It’s thought that at least half of the children and young people we work with have communications difficulties. This can contribute to feelings of anxiety and frustration that might lead to social isolation, aggression or depression when they can’t understand what others are telling them or express themselves properly.
Berry Street has always worked with children and young people at the most complex end of the continuum of risk and vulnerability, as a consequence of their experiences of child abuse and neglect.
As part of a commitment to prevent the harm that disrupts healthy child development, we are mindful of the need to intervene sooner, critically during the early years.
In keeping with this commitment, we are delighted to welcome back to Australia Dr Kristie Brandt, internationally renowned teacher, clinician, consultant, Assistant Clinical Professor of Paediatrics at the University of California Davis School of Medicine and Director of the Parent-Infant & child Institute in Napa, USA.
We are proudly sponsoring Dr Brandt’s 4th September workshop on Professional Roles in Supporting Infant-Parent Mental Health as part of the Early Childhood Australia conference. We appreciate Dr Brandt’s contribution to understanding: the importance of the quality of the infant-parent and child-parent relationship; how infants shape and are shaped by relationships with their parents and other important adults in their lives; and the unique relationship between every parent and child and how it makes infant and early childhood mental health work both challenging and exciting.
We will also have an exhibition table at the Early Childhood Australia conference. If you are attending, please stop past and introduce yourself to Joanna Bock, our Statewide Manager of Early Learning is Fun program.
Post written by: Pam Miranda, Senior Manager Knowledge Development, Berry Street Childhood Institute
This is a first for me as I join the blogging community!
At Berry Street, we believe that all children should have a good childhood, growing up feeling safe, nurtured and with hope for the future. Sadly, evidence and our experience over 136 years tells us that this is not a reality for far too many children.
I think there is a lot for us to learn and share about what sustains a good childhood and how we best support those who have not had this experience. One of the key ways forward is bringing together parents’ experience, the knowledge of practitioners and different disciplines.
There are a wide range of terrific speakers lined up for our inaugural The Good Childhood Conference, designed to appeal to different audiences. Some will be controversial. That’s part of the intention, because we really want to start a broad conversation about childhood.
We hope to have a large contingent of young people at the Conference – as both presenters and participants.
Like the work of Berry Street, our Conference will appeal to people from many different disciplines. 50 workshops will cover areas such as child protection, education, early years, wellbeing, place-based initiatives, family violence, the impact of technology and Out of Home Care.
We couldn’t be doing this without our Sponsors and Supporting Partners.
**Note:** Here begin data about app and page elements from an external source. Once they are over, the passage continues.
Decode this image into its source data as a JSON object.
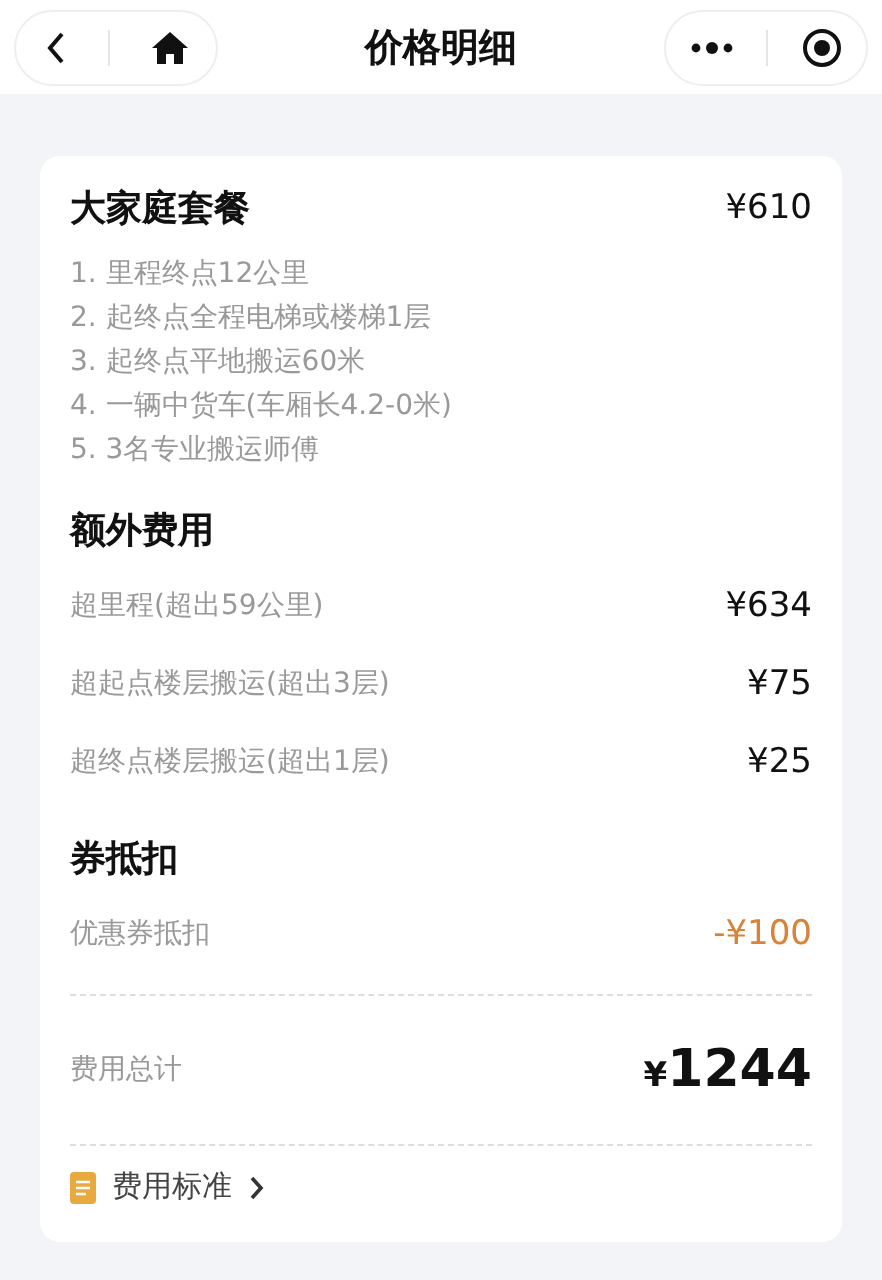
{
  "nav": {
    "title": "价格明细"
  },
  "package": {
    "name": "大家庭套餐",
    "price": "¥610",
    "items": [
      "1. 里程终点12公里",
      "2. 起终点全程电梯或楼梯1层",
      "3. 起终点平地搬运60米",
      "4. 一辆中货车(车厢长4.2-0米)",
      "5. 3名专业搬运师傅"
    ]
  },
  "sections": [
    {
      "title": "额外费用",
      "rows": [
        {
          "label": "超里程(超出59公里)",
          "amount": "¥634",
          "kind": "fee"
        },
        {
          "label": "超起点楼层搬运(超出3层)",
          "amount": "¥75",
          "kind": "fee"
        },
        {
          "label": "超终点楼层搬运(超出1层)",
          "amount": "¥25",
          "kind": "fee"
        }
      ]
    },
    {
      "title": "券抵扣",
      "rows": [
        {
          "label": "优惠券抵扣",
          "amount": "-¥100",
          "kind": "discount"
        }
      ]
    }
  ],
  "total": {
    "label": "费用总计",
    "currency": "¥",
    "amount": "1244"
  },
  "link": {
    "label": "费用标准"
  }
}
We are especially grateful to the Department of Families, Housing, Community Services and Indigenous Affairs, who describe their role as helping to build a strong and fair society for all Australians and developing social policies to:
Increase opportunities for all Australians to participate in our society and work
Promote cohesive and connected society
Support basic living standards
Support individuals, families and communities to build their capacity
So, please spread the word and I look forward to meeting you at the conference.